_Assignment_: Repeat, line for line, the entries printed below.

Website and app data records
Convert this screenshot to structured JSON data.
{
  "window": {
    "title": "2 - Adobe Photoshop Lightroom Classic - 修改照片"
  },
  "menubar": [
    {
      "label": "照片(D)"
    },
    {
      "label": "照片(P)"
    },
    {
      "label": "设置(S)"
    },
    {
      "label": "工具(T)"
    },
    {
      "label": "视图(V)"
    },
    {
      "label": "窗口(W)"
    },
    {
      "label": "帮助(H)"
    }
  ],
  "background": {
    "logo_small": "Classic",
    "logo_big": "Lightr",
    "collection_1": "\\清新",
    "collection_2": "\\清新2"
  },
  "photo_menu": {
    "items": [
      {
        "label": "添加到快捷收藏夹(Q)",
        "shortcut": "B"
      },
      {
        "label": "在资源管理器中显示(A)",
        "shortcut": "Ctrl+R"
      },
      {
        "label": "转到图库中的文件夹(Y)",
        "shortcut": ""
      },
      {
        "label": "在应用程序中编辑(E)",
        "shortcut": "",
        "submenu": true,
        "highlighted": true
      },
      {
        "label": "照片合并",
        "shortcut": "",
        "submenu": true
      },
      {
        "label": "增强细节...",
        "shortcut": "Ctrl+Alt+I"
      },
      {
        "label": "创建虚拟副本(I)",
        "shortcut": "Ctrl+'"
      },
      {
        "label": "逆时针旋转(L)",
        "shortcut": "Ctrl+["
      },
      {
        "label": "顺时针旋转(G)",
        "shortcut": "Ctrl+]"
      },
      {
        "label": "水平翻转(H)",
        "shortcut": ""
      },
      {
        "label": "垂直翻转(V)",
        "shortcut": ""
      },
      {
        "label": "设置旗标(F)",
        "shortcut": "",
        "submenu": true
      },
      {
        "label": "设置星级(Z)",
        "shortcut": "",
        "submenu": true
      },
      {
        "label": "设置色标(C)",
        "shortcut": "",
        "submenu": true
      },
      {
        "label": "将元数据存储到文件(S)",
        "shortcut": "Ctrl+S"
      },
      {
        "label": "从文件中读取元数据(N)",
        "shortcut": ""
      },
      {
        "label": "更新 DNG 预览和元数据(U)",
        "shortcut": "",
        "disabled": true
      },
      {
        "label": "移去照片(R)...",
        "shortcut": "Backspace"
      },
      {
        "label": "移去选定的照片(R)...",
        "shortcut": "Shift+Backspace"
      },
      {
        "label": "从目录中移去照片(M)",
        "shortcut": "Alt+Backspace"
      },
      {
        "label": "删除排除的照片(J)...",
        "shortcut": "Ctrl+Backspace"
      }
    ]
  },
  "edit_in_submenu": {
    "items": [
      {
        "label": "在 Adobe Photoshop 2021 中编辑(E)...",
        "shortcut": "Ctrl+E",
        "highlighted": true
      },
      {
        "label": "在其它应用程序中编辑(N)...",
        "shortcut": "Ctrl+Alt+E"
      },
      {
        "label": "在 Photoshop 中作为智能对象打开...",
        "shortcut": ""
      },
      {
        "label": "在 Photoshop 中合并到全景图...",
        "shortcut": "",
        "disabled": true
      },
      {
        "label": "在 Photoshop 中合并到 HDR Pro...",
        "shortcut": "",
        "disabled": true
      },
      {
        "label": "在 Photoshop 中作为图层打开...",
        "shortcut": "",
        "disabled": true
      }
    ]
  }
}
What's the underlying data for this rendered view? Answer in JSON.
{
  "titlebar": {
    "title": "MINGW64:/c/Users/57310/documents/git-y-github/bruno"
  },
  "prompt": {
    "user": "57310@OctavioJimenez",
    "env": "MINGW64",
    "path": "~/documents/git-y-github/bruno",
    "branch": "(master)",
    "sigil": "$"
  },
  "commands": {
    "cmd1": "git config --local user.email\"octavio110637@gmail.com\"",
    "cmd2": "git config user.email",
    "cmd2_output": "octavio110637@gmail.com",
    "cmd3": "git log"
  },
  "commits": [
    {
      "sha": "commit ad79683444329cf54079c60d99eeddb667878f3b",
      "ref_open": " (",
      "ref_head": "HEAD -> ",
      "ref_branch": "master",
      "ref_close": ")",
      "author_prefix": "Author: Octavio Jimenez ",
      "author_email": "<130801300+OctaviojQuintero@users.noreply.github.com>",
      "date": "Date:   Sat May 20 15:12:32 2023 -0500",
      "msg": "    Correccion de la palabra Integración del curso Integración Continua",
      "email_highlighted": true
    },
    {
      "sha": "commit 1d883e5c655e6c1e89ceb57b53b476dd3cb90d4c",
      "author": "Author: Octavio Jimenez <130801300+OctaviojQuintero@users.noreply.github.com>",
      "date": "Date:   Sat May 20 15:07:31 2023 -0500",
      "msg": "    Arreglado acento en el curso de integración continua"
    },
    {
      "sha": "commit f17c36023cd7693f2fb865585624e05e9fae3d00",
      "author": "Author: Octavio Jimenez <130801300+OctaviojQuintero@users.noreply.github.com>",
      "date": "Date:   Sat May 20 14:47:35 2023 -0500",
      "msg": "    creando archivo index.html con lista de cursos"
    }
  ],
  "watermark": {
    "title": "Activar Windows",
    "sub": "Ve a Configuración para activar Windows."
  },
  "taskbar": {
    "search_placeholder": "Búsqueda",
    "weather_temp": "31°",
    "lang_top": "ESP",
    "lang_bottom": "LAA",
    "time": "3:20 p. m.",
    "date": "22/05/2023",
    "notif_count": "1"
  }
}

_Finished exercise_:
Convert this screenshot to structured JSON data.
{
  "window": {
    "title": "2 - Adobe Photoshop Lightroom Classic - 修改照片"
  },
  "menubar": [
    {
      "label": "照片(D)"
    },
    {
      "label": "照片(P)"
    },
    {
      "label": "设置(S)"
    },
    {
      "label": "工具(T)"
    },
    {
      "label": "视图(V)"
    },
    {
      "label": "窗口(W)"
    },
    {
      "label": "帮助(H)"
    }
  ],
  "background": {
    "logo_small": "Classic",
    "logo_big": "Lightr",
    "collection_1": "\\清新",
    "collection_2": "\\清新2"
  },
  "photo_menu": {
    "items": [
      {
        "label": "添加到快捷收藏夹(Q)",
        "shortcut": "B"
      },
      {
        "label": "在资源管理器中显示(A)",
        "shortcut": "Ctrl+R"
      },
      {
        "label": "转到图库中的文件夹(Y)",
        "shortcut": ""
      },
      {
        "label": "在应用程序中编辑(E)",
        "shortcut": "",
        "submenu": true,
        "highlighted": true
      },
      {
        "label": "照片合并",
        "shortcut": "",
        "submenu": true
      },
      {
        "label": "增强细节...",
        "shortcut": "Ctrl+Alt+I"
      },
      {
        "label": "创建虚拟副本(I)",
        "shortcut": "Ctrl+'"
      },
      {
        "label": "逆时针旋转(L)",
        "shortcut": "Ctrl+["
      },
      {
        "label": "顺时针旋转(G)",
        "shortcut": "Ctrl+]"
      },
      {
        "label": "水平翻转(H)",
        "shortcut": ""
      },
      {
        "label": "垂直翻转(V)",
        "shortcut": ""
      },
      {
        "label": "设置旗标(F)",
        "shortcut": "",
        "submenu": true
      },
      {
        "label": "设置星级(Z)",
        "shortcut": "",
        "submenu": true
      },
      {
        "label": "设置色标(C)",
        "shortcut": "",
        "submenu": true
      },
      {
        "label": "将元数据存储到文件(S)",
        "shortcut": "Ctrl+S"
      },
      {
        "label": "从文件中读取元数据(N)",
        "shortcut": ""
      },
      {
        "label": "更新 DNG 预览和元数据(U)",
        "shortcut": "",
        "disabled": true
      },
      {
        "label": "移去照片(R)...",
        "shortcut": "Backspace"
      },
      {
        "label": "移去选定的照片(R)...",
        "shortcut": "Shift+Backspace"
      },
      {
        "label": "从目录中移去照片(M)",
        "shortcut": "Alt+Backspace"
      },
      {
        "label": "删除排除的照片(J)...",
        "shortcut": "Ctrl+Backspace"
      }
    ]
  },
  "edit_in_submenu": {
    "items": [
      {
        "label": "在 Adobe Photoshop 2021 中编辑(E)...",
        "shortcut": "Ctrl+E",
        "highlighted": true
      },
      {
        "label": "在其它应用程序中编辑(N)...",
        "shortcut": "Ctrl+Alt+E"
      },
      {
        "label": "在 Photoshop 中作为智能对象打开...",
        "shortcut": ""
      },
      {
        "label": "在 Photoshop 中合并到全景图...",
        "shortcut": "",
        "disabled": true
      },
      {
        "label": "在 Photoshop 中合并到 HDR Pro...",
        "shortcut": "",
        "disabled": true
      },
      {
        "label": "在 Photoshop 中作为图层打开...",
        "shortcut": "",
        "disabled": true
      }
    ]
  }
}
What's the underlying data for this rendered view? Answer in JSON.
{
  "titlebar": {
    "title": "MINGW64:/c/Users/57310/documents/git-y-github/bruno"
  },
  "prompt": {
    "user": "57310@OctavioJimenez",
    "env": "MINGW64",
    "path": "~/documents/git-y-github/bruno",
    "branch": "(master)",
    "sigil": "$"
  },
  "commands": {
    "cmd1": "git config --local user.email\"octavio110637@gmail.com\"",
    "cmd2": "git config user.email",
    "cmd2_output": "octavio110637@gmail.com",
    "cmd3": "git log"
  },
  "commits": [
    {
      "sha": "commit ad79683444329cf54079c60d99eeddb667878f3b",
      "ref_open": " (",
      "ref_head": "HEAD -> ",
      "ref_branch": "master",
      "ref_close": ")",
      "author_prefix": "Author: Octavio Jimenez ",
      "author_email": "<130801300+OctaviojQuintero@users.noreply.github.com>",
      "date": "Date:   Sat May 20 15:12:32 2023 -0500",
      "msg": "    Correccion de la palabra Integración del curso Integración Continua",
      "email_highlighted": true
    },
    {
      "sha": "commit 1d883e5c655e6c1e89ceb57b53b476dd3cb90d4c",
      "author": "Author: Octavio Jimenez <130801300+OctaviojQuintero@users.noreply.github.com>",
      "date": "Date:   Sat May 20 15:07:31 2023 -0500",
      "msg": "    Arreglado acento en el curso de integración continua"
    },
    {
      "sha": "commit f17c36023cd7693f2fb865585624e05e9fae3d00",
      "author": "Author: Octavio Jimenez <130801300+OctaviojQuintero@users.noreply.github.com>",
      "date": "Date:   Sat May 20 14:47:35 2023 -0500",
      "msg": "    creando archivo index.html con lista de cursos"
    }
  ],
  "watermark": {
    "title": "Activar Windows",
    "sub": "Ve a Configuración para activar Windows."
  },
  "taskbar": {
    "search_placeholder": "Búsqueda",
    "weather_temp": "31°",
    "lang_top": "ESP",
    "lang_bottom": "LAA",
    "time": "3:20 p. m.",
    "date": "22/05/2023",
    "notif_count": "1"
  }
}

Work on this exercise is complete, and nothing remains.